Rumor Control

Ed Jones

One of my pet peeves is rumors. Anyone can start them, and no one seems to be able to stop them. It reminds me of the “unnamed experts” so often quoted in the media today. The following tale proves that I wasn’t close to being the first to be bothered by unsubstantiated rumor. Keep this story in mind the next time you hear, or are about to repeat, a rumor.

In ancient Greece (469–399 BC) Socrates was widely lauded for his wisdom. One day, the great philosopher came upon an acquaintance who ran up to him excitedly and said, “Socrates, do you know what I just heard about one of your students?”

“Wait a moment,” Socrates replied. “Before you tell me, I’d like you to pass a little test. It’s called the Test of Three.”

“Test of Three?”

“That’s correct,” Socrates continued. “Before you talk to me about my student, let’s take a moment to test what you’re going to say. The first test is Truth. Have you made absolutely sure that what you are about to tell me is true?”

“No,” the man replied, “actually I just heard about it.”

“All right,” said Socrates. “So, you don’t really know if it’s true or not. Now let’s try the second test, the test of Goodness. Is what you are about to tell me about my student something good?”

“No, on the contrary …”

“So,” Socrates continued, “you want to tell me something bad about him even though you’re not certain it’s true?”

The man shrugged, a little embarrassed.

Socrates continued, “You may still pass, though, because there is a third test—the filter of Usefulness. Is what you want to tell me about my student going to be useful to me?”

“No, not really …”

“Well,” concluded Socrates, “if what you want to tell me is neither true nor good nor even useful, why tell it to me at all?”

The man was defeated and ashamed and said no more.

A quote attributed to the philosopher puts a period on the story.
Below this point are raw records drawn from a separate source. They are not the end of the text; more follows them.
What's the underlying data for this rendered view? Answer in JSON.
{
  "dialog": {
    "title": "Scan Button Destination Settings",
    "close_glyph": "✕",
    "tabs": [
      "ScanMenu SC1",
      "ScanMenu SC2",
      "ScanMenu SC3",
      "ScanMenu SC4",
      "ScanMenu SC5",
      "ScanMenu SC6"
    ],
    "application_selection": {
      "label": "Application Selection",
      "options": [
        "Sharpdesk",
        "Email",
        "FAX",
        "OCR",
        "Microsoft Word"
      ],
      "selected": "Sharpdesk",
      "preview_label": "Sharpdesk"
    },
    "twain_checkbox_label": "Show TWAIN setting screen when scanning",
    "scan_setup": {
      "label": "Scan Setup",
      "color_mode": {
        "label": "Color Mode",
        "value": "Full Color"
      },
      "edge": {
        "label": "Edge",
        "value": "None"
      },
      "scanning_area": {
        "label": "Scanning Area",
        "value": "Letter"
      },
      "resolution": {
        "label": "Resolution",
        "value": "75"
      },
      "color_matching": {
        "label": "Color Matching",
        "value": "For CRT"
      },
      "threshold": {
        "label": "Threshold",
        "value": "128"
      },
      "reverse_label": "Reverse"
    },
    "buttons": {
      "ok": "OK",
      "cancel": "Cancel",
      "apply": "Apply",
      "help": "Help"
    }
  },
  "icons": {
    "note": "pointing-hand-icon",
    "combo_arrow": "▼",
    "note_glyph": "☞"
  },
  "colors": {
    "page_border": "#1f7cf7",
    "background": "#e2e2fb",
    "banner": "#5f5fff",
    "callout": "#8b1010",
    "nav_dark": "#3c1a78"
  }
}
Socrates once said, “Great minds discuss ideas, average minds discuss events, and small minds discuss people.”

While Socrates was no prophet, he did mirror sentiments found in the Word of God. A few that come to mind: 1) “A perverse man spreads strife, and a slanderer separates intimate friends.” (Proverbs 16:28); 2) “Let no unwholesome word proceed from your mouth, but only such a word as is good for edification according to the need of the moment, so that it will give grace to those who hear.” and 3) “… to malign no one, to be peaceable, gentle, showing every consideration for all men.” (Titus 3:2)

Ed Jones pastors Fellowship At The Ranch at Robson Ranch. This nondenominational church meets at the Robson clubhouse on Sunday mornings at 10:30 a.m. Visit Fellowship’s website for information.